    Jonscher AK: Universal Relaxation Law–A sequel to Dielectric Relaxation in Solids. Chelsea Dielectrics Press, London; 1996.

    Google Scholar 

  45. 45.

    Dissado LA, Hill RM: Nature. 1979, 279: 685. 10.1038/279685a0

    Article  Google Scholar 

  46. 46.

    Hunt A: J Non-Crystalline Solids. 1995, 183: 109. 10.1016/0022-3093(94)00556-7

    Article  Google Scholar 

  47. 47.

    Waser R, Klee M: Inter Ferro. 1992, 2: 257.

    Article  Google Scholar 

  48. 48.

    Scher H, Montroll EW: Phys Rev B. 1975, 12: 2455. 10.1103/PhysRevB.12.2455

    Article  Google Scholar 

  49. 49.

    Wolters SR, Van Der Schoot JJ: J Appl Phys. 1985, 58: 831. 10.1063/1.336152

    Article  Google Scholar 

  50. 50.

    Reisinger H, Steinlesberger G, Jakschik S, Gutsche M, Hecht T, Leonhard M, Schroder U, Seidl H, Schumann D: Tech Dig –Int Electron Devices Meet. 2001, 267.

    Google Scholar 

  51. 51.

    Yu H, Liu H, Hao H, Guo L, Jin C, Yu Z, Cao M: Appl Phys Lett. 2007, 91: 222911. 10.1063/1.2820446

    Article  Google Scholar 

  52. 52.

    Sivakumar N, Narayanasamy A, Chinnasamy CN, Jeyadevan B: J Phys: Condens Matter. 2007, 19: 386201. 10.1088/0953-8984/19/38/386201
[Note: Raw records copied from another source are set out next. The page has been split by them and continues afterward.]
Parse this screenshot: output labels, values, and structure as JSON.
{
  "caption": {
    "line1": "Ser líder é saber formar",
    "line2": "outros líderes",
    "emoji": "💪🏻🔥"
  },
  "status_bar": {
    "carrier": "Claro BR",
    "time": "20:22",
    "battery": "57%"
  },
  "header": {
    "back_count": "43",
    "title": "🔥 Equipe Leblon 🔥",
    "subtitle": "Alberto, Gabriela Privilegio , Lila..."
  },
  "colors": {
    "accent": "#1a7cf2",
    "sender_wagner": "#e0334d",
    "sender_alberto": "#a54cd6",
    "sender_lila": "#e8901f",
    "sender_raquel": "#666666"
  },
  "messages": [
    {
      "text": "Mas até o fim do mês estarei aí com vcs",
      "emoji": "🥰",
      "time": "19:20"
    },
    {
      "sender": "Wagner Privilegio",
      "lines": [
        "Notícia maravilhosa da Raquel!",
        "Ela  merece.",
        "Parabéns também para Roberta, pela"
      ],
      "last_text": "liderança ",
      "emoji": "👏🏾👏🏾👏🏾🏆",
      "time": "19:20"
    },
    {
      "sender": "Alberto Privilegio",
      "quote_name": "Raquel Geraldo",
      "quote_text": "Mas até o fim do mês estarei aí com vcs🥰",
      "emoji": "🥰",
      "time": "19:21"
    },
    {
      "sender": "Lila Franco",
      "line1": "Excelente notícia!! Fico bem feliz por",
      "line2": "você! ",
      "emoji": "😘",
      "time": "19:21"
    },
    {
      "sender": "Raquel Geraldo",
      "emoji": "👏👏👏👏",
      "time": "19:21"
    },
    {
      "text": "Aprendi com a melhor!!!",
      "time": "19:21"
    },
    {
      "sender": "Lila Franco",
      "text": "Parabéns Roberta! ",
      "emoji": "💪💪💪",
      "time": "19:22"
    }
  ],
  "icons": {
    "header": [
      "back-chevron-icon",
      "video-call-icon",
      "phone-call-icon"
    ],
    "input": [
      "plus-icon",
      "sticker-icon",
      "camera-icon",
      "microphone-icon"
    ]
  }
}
    Google Scholar 

Download references


This research was funded in part from the Engineering and Physical Science Research Council of UK under the grant EP/D068606/1, the National Natural and Science Foundation of China under the grant no. 60976075, and the Suzhou Science and Technology Bureau of China under the grant SYG201007.

Author information



Corresponding author

Correspondence to C Z Zhao.

Rights and permissions

Open Access This article is distributed under the terms of the Creative Commons Attribution 2.0 International License (, which permits unrestricted use, distribution, and reproduction in any medium, provided the original work is properly cited.

Reprints and Permissions

About this article

Cite this article

Zhao, C.Z., Werner, M., Taylor, S. et al. Dielectric Relaxation of La-Doped Zirconia Caused by Annealing Ambient. Nanoscale Res Lett 6, 48 (2011).

Download citation


  • La
  • ZrO2
  • La0.35Zr0.65O2